As previously discussed, financial services regulators are increasingly focused on how businesses use artificial intelligence (AI) and machine learning (ML) in underwriting and pricing consumer finance products. Although algorithms provide opportunities for financial services companies to offer innovative products that expand access to credit, some regulators have expressed concern that the complexity of AI/ML technology, particularly so-called “black box” algorithms, may perpetuate disparate outcomes. Companies that use AI/ML in underwriting and pricing loans must therefore have a robust fair lending compliance program and be prepared to explain how their models work.

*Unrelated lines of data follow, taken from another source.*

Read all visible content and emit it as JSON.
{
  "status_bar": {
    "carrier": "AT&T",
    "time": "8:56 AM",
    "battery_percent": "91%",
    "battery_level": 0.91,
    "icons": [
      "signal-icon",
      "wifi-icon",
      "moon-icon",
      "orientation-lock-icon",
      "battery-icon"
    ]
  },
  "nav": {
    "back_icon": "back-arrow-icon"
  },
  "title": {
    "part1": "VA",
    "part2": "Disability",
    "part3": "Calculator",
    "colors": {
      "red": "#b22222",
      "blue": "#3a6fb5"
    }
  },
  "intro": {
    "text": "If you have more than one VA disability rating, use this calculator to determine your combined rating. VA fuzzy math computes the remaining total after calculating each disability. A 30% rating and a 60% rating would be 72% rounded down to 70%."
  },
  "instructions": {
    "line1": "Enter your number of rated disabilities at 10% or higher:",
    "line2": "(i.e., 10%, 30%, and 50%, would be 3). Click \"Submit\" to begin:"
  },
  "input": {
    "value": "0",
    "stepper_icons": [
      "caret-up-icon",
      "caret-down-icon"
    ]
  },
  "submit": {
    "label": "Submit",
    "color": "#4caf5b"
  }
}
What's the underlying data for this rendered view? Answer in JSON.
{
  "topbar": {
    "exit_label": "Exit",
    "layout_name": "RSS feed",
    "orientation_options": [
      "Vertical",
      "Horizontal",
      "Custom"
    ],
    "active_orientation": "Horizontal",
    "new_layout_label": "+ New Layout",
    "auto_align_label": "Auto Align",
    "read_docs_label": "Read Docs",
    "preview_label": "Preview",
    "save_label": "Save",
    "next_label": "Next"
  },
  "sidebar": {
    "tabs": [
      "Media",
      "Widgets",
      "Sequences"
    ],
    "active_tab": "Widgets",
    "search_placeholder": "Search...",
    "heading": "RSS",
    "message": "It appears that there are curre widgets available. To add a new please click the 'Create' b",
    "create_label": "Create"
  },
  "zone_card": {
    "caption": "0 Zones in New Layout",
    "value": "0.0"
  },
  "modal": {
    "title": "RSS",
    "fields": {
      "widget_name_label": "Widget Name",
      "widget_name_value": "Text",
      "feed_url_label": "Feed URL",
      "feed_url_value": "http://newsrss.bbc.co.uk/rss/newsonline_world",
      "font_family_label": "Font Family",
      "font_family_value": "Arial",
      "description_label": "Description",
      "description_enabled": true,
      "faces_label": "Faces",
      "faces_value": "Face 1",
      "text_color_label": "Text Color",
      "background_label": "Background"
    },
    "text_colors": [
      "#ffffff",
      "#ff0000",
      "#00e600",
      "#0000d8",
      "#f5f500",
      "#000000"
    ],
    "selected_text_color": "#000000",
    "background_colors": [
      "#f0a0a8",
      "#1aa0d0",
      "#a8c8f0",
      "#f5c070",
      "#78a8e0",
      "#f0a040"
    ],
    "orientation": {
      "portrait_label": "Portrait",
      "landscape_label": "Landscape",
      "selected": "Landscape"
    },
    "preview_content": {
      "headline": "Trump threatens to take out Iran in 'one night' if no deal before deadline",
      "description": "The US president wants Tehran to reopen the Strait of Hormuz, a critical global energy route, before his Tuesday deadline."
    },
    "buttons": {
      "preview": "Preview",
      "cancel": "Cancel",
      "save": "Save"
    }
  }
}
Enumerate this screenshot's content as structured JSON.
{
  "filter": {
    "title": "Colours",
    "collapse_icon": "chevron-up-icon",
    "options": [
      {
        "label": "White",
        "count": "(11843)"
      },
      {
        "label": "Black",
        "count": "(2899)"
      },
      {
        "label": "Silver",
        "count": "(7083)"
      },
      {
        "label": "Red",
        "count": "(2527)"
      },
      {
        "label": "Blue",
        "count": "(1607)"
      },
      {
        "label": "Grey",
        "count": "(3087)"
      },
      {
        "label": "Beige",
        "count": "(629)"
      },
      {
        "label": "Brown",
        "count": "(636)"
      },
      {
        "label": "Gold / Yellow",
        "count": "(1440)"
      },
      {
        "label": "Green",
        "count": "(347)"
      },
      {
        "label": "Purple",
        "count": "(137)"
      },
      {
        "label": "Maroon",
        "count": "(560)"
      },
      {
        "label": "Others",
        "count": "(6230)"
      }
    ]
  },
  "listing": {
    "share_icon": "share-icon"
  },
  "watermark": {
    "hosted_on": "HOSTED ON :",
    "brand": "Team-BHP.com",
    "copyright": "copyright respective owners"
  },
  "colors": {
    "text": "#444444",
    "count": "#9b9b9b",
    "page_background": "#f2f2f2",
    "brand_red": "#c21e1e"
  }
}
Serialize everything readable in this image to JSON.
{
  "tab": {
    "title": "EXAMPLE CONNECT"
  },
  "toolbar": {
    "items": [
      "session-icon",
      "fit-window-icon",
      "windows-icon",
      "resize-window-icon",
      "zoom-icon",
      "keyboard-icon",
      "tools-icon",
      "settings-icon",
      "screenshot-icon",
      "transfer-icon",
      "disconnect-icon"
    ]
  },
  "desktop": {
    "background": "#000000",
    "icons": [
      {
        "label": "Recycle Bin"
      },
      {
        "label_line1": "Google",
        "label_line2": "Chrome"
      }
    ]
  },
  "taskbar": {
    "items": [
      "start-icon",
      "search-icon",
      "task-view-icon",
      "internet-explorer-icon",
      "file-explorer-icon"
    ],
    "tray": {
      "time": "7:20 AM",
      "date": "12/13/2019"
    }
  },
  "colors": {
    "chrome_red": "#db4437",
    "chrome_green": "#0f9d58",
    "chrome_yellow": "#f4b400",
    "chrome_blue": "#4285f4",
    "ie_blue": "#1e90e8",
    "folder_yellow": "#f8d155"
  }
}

It’s no secret that the Consumer Financial Protection Bureau (CFPB) views arbitration agreements in contracts between financial services providers and consumers rather unfavorably. This antipathy has been maintained even after a 2011 Supreme Court decision (ATT Mobility LLC v. Concepcion) affirming the practice. Back in October, the bureau announced its consideration of a proposed rule that would prohibit this practice in some cases, and in other cases, require companies that use arbitration clauses to report information regarding claims filed and awards issued to the CFPB. On May 5th, the CFPB released the proposed rule.
In their client alert, Arbitration Provisions Mauled by Consumer Watchdog, colleagues Christine Scheuneman, Amy Pierce and Andrew Caplan examine the rule in depth, pointing out some of its contradictions and areas in which the proposed rule may be susceptible to (the inevitable) legal challenges that will follow.